Starting your own HVAC company is a relatively easy thing to do. All you need is enough experience to accomplish jobs without someone telling you what to do. After you have this experience, you just need to comply with the requirements of the location where you would like to start your company and, boom, you’re in business.

9) Ability to Help Others

HVAC is a service industry, and this means that the main goal of working in HVAC is to help others. Every job that you complete allows the person or people you did the work for to live and or work in cleaner and more comfortable air. At the end of every day, you can go home knowing that you helped someone.

10) Typically Receive Full Benefits

Another great reason to work in the HVAC industry is that HVAC companies typically give their employees full benefits including medical insurance, vision insurance, dental insurance, life insurance, and the option to participate in a 401k plan. This not only helps you, but it also helps your family with any expected or unexpected expenses.

Cons of HVAC Technician Work Environment

Despite the many benefits of working in an HVAC career, there are some drawbacks you should consider to decide if it’s the right career path for you:

1) Physically Demanding

Being an HVAC technician is a very physically demanding job. Not only do you perform hands-on work most of the time, but a lot of the work is done on rooftops and in attic spaces where the air is not conditioned.

While some people may find this type of job appealing, others would prefer to work at a desk in a conditioned office.

2) Long Hours During Busy Season

The busy season for HVAC technicians is normally the summer, requiring long days of hands-on work during the hottest time of the year. Depending on where you live, your longest days may be in the sweltering heat of summer.

3) May Be On-Call

Working in the HVAC industry may mean being on call. Most people have home HVAC systems, meaning that if someone has issues with their system outside of normal work hours, you may need to be able to go over and fix it at a moment’s notice. This may pull you away from your family or friends at an inconvenient time, but as mentioned above, at least you know that it is to help someone else.

4) Takes Time to Learn HVAC

Although many HVAC companies pay employees while they learn, the pay is typically lower than that of a fully trained employee. Being that it is so extensive, HVAC training is not quick, and this may mean working for a lower than the desired salary for an extended period of time.

Unfortunately, most companies cannot afford to pay a full HVAC technician salary while they are spending time and resources to train you. Learn more about HVAC technician education and training requirements here.

5) Some Safety Hazards

Another con to working as an HVAC technician is the safety hazards that come with the job.

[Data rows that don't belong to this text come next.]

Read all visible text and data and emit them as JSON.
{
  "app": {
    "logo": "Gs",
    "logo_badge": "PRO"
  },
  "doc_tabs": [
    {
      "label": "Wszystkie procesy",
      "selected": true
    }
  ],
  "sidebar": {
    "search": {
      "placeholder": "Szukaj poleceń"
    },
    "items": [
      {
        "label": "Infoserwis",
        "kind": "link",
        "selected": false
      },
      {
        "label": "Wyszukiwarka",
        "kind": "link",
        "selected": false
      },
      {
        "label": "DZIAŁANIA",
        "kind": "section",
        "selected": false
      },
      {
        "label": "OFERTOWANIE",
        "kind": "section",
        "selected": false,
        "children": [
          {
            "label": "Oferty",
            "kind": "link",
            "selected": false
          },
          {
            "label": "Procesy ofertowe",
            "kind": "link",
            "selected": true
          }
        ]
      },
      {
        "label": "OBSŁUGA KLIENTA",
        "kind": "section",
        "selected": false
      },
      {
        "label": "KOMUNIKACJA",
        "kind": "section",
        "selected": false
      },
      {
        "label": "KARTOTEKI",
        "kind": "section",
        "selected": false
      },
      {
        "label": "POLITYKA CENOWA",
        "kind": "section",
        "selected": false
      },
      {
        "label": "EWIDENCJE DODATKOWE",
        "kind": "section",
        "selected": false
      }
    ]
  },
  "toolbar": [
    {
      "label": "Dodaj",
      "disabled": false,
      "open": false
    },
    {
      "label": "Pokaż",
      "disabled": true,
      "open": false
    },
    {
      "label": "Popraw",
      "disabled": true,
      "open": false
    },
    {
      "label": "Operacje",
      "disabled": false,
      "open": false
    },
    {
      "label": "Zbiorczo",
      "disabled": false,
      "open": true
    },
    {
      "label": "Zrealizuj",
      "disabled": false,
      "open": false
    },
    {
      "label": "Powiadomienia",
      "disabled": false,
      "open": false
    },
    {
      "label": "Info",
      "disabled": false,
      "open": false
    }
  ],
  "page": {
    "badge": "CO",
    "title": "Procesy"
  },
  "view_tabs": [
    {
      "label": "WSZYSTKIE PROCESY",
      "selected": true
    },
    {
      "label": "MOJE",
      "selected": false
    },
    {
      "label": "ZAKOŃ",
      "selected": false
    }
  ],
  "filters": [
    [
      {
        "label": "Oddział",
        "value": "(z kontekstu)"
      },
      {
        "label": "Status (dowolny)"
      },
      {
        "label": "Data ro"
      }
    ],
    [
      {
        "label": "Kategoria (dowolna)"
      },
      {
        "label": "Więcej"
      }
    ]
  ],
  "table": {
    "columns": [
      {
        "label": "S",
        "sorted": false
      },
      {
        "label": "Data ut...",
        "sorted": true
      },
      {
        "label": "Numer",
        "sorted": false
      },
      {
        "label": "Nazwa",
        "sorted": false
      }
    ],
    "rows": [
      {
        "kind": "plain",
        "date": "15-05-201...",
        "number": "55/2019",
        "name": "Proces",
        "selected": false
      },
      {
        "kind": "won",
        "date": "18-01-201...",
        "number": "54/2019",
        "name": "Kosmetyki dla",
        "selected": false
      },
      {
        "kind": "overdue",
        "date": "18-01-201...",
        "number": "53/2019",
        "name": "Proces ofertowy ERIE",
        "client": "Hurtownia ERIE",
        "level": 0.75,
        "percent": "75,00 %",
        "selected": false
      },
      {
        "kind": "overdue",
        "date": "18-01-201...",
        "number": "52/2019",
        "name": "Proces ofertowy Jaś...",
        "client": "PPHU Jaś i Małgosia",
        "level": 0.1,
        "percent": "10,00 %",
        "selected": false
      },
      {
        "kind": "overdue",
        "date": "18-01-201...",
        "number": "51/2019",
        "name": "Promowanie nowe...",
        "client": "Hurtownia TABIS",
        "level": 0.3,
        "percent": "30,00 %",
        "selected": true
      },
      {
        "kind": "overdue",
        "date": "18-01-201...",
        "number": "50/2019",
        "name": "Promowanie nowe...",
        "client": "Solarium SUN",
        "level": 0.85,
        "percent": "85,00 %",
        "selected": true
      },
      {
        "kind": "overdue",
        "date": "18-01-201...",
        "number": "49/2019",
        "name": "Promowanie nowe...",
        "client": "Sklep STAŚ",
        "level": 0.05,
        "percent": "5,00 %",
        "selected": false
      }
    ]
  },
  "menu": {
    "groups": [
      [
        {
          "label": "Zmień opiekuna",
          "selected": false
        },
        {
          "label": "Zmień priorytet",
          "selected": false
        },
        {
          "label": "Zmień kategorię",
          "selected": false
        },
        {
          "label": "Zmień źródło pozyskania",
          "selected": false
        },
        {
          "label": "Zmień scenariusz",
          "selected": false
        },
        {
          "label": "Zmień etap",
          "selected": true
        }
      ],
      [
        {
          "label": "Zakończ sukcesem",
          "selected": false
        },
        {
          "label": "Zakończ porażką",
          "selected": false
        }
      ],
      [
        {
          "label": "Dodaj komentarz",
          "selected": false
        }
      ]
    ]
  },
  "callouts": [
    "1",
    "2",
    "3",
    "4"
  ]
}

These hazards include but are not limited to working with high voltage equipment, working with hazardous refrigerants, and working at heights.

While working as an HVAC technician inherently comes with some hazards, if you follow your training and work smart, it is unlikely that you will be injured on the job.

6) May Have to Pay for Certifications Out of Pocket

Getting additional HVAC certifications is a great way to move up in the industry. Unfortunately, many companies will require you to pay for these certifications out of pocket. While this may hurt your wallet in the short term, additional certifications may allow you to earn more in the future, offsetting the costs.

7) Often Work Alone for Most of the Day

Another con of working as an HVAC technician is that you may be required to work alone. A lot of HVAC technician tasks are one-man jobs, requiring the technician to work in isolation much more than other types of jobs. While some people may enjoy long periods of isolation, others may find it boring and lonely.